The term "contracted provider" is defined to mean a provider, and its employees, contracted with the Department or an area agency on aging to provide services to Department clients under public health care, long-term care, and developmental disability programs. The term "licensee" is defined as a nonstate facility or setting that is licensed or certified, or has applied to be licensed or certified, by the Department.
Informed Choice Work Group.
The Department must facilitate a work group to identify recommendations on informed choice through a process to allow older adults and people with disabilities to hire a trusted individual with a criminal record that would otherwise disqualify the person from providing paid home care services. The recommendations on an informed choice process must include client safety, client direction, racial equity, cultural competence, economic consequences of unpaid caregiving, categories of eligible workers, any disqualifying crimes, mechanisms for consideration, and workforce development.
The Department must appoint the members of the work group, which include:
At least one meeting of the work group must be devoted to reviewing and analyzing racial disparities, including disparities in charges and disqualifications in providing paid home care services. By December 1, 2022, the work group must submit its recommendations to the Legislature, including a proposed process for clients to hire a trusted individual with a criminal record.
Certificate of Restoration of Opportunity.
The exclusions that apply to certain license applicants with a certificate of restoration of opportunity (CROP) are eliminated with respect to assisted living facility employees and long-term care workers. The exclusions are also removed for vulnerable adult care providers who are home care aides or contracted providers or licensees.
In cases regarding an applicant who has a CROP, as well as a criminal history that would disqualify the applicant from a license or employment, the Department may, in its discretion:
Prior to making the decision, the Department must review relevant factors, including the nature and seriousness of the offense, the time that has passed since conviction, changed circumstances since the offense occurred, and the nature of the employment or the license that is being sought.

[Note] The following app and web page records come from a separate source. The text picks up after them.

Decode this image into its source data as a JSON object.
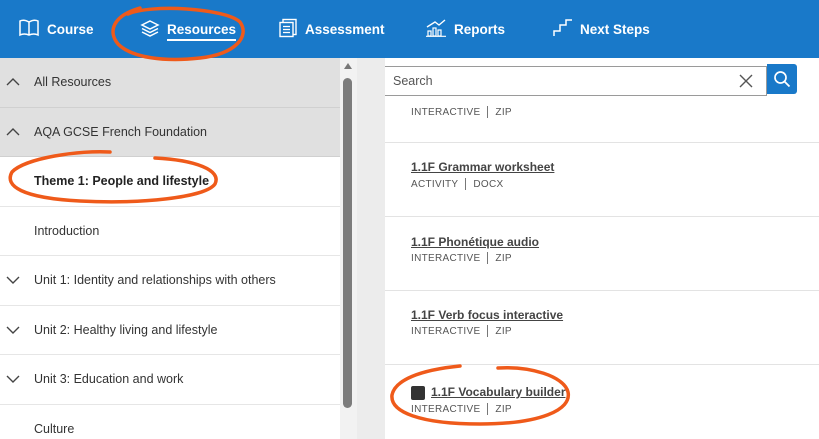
{
  "nav": {
    "items": [
      {
        "label": "Course",
        "icon": "book-icon",
        "active": false
      },
      {
        "label": "Resources",
        "icon": "layers-icon",
        "active": true
      },
      {
        "label": "Assessment",
        "icon": "clipboard-icon",
        "active": false
      },
      {
        "label": "Reports",
        "icon": "bar-chart-icon",
        "active": false
      },
      {
        "label": "Next Steps",
        "icon": "steps-icon",
        "active": false
      }
    ]
  },
  "sidebar": {
    "items": [
      {
        "label": "All Resources",
        "chevron": "up",
        "style": "grey"
      },
      {
        "label": "AQA GCSE French Foundation",
        "chevron": "up",
        "style": "grey"
      },
      {
        "label": "Theme 1: People and lifestyle",
        "chevron": "none",
        "style": "theme"
      },
      {
        "label": "Introduction",
        "chevron": "none",
        "style": "plain"
      },
      {
        "label": "Unit 1: Identity and relationships with others",
        "chevron": "down",
        "style": "plain"
      },
      {
        "label": "Unit 2: Healthy living and lifestyle",
        "chevron": "down",
        "style": "plain"
      },
      {
        "label": "Unit 3: Education and work",
        "chevron": "down",
        "style": "plain"
      },
      {
        "label": "Culture",
        "chevron": "none",
        "style": "plain"
      }
    ]
  },
  "search": {
    "placeholder": "Search"
  },
  "resources": [
    {
      "title": "",
      "type": "INTERACTIVE",
      "format": "ZIP"
    },
    {
      "title": "1.1F Grammar worksheet",
      "type": "ACTIVITY",
      "format": "DOCX"
    },
    {
      "title": "1.1F Phonétique audio",
      "type": "INTERACTIVE",
      "format": "ZIP"
    },
    {
      "title": "1.1F Verb focus interactive",
      "type": "INTERACTIVE",
      "format": "ZIP"
    },
    {
      "title": "1.1F Vocabulary builder",
      "type": "INTERACTIVE",
      "format": "ZIP"
    }
  ],
  "colors": {
    "nav_bg": "#1979c9",
    "annotation": "#ef5a1a",
    "sidebar_grey": "#e0e0e0"
  }
}
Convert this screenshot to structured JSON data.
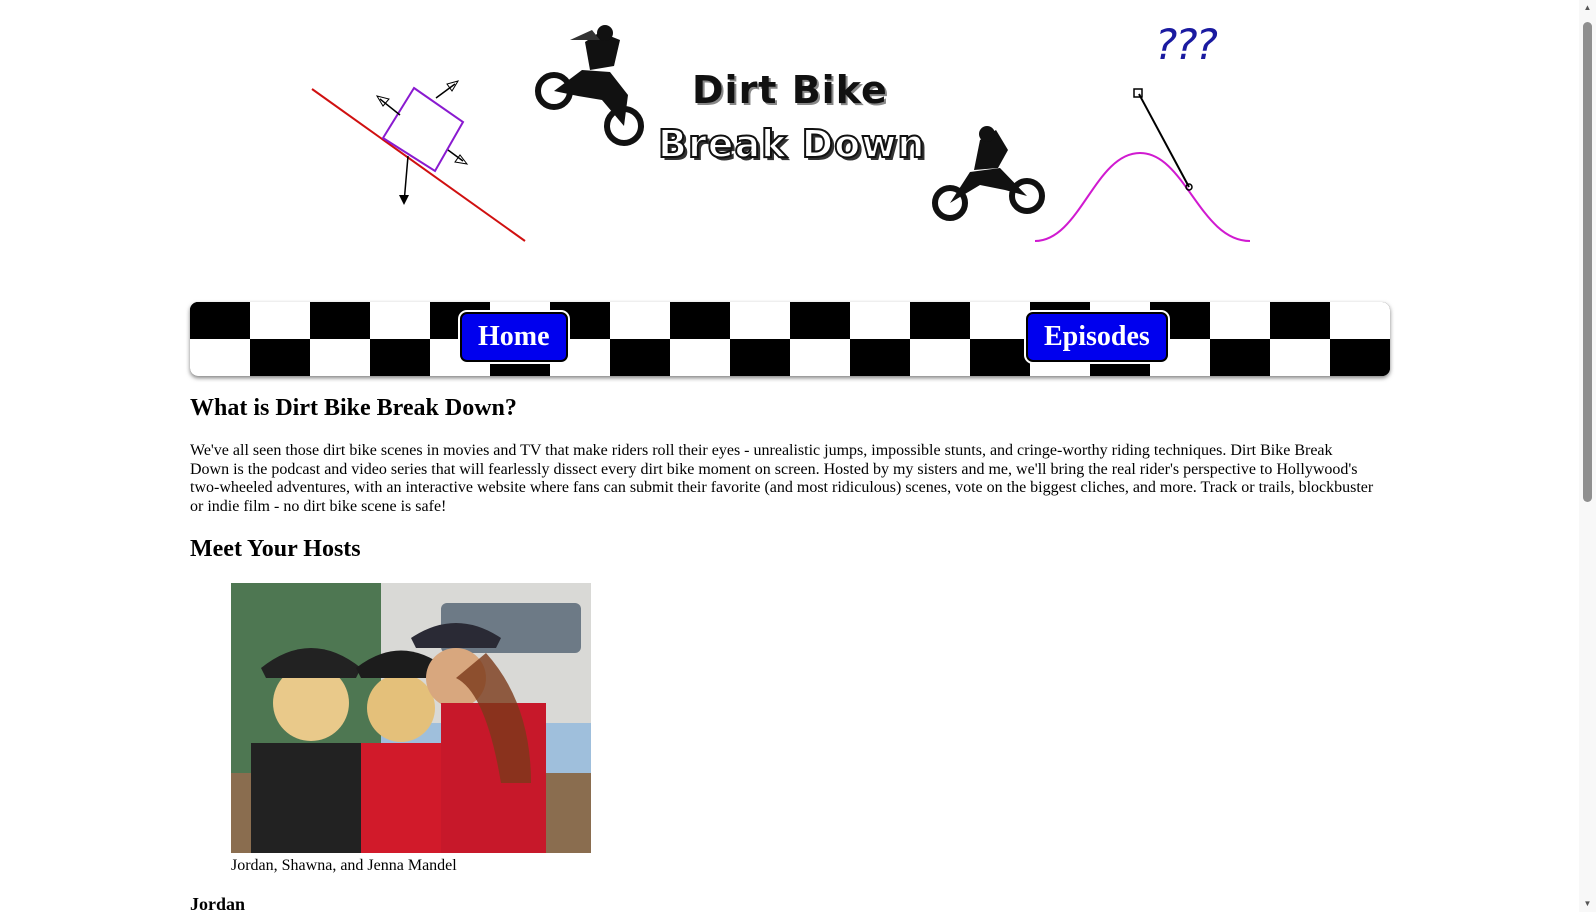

When hiring, licensing, certifying, contracting with, or permitting a person to be employed to care for or have unsupervised access to vulnerable adults or children, the Department, contracted providers, and licensees may, in their sole discretion, determine whether to consider a CROP. If the Department or a consumer directed employer determines that an individual with a CROP is qualified to provide services as an individual provider, the results of the state background check must be provided to the client and any guardian of the client before the individual begins providing services. The Department, contracted providers, and licensees have a rebuttable presumption that their exercise of discretion or refusal to exercise discretion when hiring, licensing, or contracting with a person with a CROP was appropriate.
July 25, 2021
July 1, 2022 (Section 6)